→ Work required: From the entries below, copy out all lines holding "mnemonic".

---------- Material to process ----------

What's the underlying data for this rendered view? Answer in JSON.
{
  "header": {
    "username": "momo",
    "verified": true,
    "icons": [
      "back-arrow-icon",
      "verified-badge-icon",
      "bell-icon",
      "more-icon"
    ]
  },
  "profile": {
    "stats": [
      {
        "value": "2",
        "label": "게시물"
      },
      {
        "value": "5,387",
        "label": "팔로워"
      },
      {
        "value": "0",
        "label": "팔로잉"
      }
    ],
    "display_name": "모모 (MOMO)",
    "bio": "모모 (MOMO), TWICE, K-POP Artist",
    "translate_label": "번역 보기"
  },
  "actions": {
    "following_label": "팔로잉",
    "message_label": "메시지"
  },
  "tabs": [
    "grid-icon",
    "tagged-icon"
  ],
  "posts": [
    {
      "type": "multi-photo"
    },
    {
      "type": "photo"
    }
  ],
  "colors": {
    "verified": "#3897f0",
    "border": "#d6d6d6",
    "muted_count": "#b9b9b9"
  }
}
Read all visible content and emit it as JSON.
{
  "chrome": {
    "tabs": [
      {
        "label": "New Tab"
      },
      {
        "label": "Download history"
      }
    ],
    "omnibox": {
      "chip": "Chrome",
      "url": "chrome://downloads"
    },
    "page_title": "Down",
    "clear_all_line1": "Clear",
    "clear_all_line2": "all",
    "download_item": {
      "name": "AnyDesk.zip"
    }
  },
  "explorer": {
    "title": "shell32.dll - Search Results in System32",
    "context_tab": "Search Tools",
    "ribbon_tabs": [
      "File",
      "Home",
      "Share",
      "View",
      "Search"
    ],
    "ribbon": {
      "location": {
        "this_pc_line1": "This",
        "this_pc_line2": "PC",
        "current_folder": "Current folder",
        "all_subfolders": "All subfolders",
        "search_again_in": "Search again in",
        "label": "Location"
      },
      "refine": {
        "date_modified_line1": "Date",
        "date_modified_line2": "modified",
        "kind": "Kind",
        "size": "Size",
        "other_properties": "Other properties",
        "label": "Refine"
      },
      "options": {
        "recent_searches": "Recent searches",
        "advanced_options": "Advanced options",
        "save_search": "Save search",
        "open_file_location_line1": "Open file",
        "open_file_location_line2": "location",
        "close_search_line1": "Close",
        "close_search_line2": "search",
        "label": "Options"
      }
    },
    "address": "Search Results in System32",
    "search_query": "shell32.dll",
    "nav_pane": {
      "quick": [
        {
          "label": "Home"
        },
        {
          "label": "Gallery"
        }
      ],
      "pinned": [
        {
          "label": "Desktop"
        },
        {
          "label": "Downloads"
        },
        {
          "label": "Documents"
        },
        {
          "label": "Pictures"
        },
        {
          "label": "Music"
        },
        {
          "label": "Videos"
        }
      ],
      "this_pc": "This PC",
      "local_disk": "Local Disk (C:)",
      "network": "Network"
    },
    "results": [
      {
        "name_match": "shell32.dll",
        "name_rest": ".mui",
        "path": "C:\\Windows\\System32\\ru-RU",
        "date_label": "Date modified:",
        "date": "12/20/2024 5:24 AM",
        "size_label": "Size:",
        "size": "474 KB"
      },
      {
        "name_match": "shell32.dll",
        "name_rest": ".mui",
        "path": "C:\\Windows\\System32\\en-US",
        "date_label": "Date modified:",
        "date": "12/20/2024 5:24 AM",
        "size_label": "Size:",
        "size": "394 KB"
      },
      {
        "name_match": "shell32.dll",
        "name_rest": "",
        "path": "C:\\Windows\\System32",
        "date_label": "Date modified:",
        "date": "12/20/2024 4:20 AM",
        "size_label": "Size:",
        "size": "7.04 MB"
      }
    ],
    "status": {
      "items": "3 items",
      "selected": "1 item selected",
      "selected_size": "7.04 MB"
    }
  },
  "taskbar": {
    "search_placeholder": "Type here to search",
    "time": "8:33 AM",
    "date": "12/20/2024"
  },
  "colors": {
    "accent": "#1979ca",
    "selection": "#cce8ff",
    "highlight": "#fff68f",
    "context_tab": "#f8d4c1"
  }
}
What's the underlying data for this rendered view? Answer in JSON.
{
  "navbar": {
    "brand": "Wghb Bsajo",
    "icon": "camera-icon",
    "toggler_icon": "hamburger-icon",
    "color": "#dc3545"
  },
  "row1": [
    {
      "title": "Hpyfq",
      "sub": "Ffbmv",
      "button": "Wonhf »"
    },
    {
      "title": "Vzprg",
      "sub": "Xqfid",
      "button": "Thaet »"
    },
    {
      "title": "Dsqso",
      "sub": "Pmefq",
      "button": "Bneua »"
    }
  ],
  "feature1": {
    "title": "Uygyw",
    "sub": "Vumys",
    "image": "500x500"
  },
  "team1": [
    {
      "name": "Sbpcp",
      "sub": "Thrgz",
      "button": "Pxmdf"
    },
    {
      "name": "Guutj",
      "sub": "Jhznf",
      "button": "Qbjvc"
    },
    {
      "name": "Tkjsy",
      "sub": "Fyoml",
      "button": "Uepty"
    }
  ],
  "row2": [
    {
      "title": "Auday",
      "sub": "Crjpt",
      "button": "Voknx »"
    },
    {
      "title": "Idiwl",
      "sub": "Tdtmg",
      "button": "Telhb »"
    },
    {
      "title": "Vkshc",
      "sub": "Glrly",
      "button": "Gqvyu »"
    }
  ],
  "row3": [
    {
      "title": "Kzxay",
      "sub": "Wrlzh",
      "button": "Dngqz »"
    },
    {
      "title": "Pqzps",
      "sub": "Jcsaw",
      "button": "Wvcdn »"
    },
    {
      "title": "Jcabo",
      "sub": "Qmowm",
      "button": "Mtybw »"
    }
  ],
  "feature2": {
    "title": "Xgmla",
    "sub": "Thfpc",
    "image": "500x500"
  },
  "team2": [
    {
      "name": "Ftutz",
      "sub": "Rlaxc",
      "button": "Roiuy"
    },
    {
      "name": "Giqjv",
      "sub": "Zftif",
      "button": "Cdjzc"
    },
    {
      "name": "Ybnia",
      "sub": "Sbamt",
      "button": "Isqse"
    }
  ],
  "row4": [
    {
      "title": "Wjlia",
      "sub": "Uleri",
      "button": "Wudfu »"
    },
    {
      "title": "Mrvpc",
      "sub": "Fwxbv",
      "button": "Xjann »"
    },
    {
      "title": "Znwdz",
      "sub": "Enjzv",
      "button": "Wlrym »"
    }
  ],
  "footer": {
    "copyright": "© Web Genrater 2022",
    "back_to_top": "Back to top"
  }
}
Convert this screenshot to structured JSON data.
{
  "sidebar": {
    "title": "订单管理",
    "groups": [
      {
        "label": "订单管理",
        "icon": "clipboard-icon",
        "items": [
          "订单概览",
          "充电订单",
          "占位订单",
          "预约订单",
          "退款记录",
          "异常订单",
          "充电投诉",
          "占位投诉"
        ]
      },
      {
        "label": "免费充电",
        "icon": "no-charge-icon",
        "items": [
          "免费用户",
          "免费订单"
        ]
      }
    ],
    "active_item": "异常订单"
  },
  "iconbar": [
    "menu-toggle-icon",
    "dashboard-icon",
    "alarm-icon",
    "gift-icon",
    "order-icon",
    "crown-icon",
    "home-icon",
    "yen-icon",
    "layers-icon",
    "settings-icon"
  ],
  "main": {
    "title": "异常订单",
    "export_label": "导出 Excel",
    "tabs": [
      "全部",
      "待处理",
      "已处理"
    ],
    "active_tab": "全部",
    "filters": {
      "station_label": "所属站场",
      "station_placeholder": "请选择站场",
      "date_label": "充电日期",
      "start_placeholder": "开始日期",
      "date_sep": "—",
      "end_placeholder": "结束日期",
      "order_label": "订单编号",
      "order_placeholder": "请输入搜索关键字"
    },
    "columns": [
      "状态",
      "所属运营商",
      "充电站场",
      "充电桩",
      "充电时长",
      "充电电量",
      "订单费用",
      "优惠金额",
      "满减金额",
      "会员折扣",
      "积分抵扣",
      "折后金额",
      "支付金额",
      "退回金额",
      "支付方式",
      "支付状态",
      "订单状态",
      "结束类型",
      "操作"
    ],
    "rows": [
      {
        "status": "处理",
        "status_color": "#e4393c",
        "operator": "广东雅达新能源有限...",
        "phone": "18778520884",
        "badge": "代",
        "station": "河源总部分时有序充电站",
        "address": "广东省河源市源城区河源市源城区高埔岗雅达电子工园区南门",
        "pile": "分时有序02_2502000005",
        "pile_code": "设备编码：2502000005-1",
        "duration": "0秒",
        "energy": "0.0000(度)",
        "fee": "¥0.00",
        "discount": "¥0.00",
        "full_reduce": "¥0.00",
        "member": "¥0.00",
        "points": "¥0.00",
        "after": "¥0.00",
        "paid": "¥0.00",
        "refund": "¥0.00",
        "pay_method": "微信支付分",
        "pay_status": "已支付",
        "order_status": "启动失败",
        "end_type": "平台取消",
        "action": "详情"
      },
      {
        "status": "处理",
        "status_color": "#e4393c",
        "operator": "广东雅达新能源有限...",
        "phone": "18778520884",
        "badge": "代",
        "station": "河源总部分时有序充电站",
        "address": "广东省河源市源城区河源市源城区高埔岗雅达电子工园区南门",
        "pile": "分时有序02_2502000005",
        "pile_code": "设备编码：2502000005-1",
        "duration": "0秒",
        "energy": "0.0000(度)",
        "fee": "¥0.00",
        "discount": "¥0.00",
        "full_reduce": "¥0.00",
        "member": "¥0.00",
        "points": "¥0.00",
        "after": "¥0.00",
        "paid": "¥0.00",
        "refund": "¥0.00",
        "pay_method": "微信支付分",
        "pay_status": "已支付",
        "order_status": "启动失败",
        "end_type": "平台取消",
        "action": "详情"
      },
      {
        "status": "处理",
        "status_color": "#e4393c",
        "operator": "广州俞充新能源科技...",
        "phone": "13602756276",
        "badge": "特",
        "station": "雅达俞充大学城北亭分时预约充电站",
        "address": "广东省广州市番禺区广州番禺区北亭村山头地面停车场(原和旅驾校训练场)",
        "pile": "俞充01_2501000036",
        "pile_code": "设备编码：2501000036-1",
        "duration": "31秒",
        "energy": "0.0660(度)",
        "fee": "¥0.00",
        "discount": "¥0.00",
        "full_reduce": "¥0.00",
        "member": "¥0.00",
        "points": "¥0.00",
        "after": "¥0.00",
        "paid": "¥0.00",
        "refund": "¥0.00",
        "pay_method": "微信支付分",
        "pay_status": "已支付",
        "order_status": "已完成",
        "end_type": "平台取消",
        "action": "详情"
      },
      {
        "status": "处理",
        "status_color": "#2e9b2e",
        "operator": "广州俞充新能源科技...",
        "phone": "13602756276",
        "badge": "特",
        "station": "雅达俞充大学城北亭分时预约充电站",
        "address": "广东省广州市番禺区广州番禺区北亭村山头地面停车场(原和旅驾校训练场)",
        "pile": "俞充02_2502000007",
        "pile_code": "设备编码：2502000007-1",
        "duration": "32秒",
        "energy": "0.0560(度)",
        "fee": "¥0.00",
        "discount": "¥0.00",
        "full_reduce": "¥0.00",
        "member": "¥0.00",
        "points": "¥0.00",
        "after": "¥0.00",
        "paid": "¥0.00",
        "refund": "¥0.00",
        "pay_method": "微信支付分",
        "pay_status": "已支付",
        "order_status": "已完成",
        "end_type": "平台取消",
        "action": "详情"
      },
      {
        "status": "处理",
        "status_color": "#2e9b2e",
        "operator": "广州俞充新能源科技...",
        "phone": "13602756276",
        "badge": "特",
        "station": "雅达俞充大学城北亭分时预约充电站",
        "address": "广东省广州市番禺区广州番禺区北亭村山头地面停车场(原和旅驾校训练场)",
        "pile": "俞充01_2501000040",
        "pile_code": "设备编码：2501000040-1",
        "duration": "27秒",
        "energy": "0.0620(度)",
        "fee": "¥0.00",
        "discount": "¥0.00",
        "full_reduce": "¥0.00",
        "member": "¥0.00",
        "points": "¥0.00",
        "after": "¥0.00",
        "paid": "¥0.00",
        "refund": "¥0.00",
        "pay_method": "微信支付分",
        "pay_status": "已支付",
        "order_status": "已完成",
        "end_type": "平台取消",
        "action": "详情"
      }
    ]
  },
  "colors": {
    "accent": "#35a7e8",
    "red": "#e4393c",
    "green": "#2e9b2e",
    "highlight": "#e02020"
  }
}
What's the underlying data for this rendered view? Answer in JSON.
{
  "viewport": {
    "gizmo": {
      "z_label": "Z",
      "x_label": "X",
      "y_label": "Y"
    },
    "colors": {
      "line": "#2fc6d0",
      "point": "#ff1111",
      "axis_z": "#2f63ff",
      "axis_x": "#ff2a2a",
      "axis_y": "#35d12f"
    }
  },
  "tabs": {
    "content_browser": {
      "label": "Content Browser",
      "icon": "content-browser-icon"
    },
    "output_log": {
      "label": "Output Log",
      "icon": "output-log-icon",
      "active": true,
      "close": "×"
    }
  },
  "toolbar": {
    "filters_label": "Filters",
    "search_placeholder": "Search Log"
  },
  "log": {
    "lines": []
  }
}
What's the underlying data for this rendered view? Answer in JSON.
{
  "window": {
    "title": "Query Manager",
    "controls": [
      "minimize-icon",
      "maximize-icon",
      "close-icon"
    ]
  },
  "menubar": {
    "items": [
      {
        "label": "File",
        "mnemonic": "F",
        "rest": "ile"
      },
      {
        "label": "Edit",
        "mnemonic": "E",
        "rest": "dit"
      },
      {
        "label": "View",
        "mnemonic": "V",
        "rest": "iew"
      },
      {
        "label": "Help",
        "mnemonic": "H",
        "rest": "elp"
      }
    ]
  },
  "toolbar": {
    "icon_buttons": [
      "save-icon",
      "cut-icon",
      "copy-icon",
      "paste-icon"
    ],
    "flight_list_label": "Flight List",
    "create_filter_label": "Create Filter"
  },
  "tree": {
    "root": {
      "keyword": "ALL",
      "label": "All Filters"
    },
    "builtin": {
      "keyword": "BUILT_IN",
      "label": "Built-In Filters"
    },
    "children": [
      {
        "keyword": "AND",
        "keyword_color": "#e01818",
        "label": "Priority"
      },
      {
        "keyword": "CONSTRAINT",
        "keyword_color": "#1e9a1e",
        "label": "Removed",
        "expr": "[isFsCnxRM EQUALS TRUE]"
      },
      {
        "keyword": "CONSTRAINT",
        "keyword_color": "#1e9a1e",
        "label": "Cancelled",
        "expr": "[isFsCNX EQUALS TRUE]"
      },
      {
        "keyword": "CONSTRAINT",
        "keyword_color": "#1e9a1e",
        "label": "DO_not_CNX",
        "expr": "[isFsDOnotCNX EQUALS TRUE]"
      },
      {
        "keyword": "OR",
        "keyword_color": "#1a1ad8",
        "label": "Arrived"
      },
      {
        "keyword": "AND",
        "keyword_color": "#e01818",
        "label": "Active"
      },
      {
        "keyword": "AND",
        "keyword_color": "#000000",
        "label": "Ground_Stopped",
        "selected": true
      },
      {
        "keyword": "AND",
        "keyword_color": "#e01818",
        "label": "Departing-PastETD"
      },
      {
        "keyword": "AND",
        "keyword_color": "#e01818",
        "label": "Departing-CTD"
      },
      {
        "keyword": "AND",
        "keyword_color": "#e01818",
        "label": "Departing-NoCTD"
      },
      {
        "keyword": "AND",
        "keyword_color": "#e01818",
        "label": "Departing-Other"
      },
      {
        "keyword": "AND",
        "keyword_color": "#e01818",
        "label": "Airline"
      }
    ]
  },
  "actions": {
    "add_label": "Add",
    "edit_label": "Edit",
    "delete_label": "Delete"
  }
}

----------

→ Response:
        "mnemonic": "F",
        "mnemonic": "E",
        "mnemonic": "V",
        "mnemonic": "H",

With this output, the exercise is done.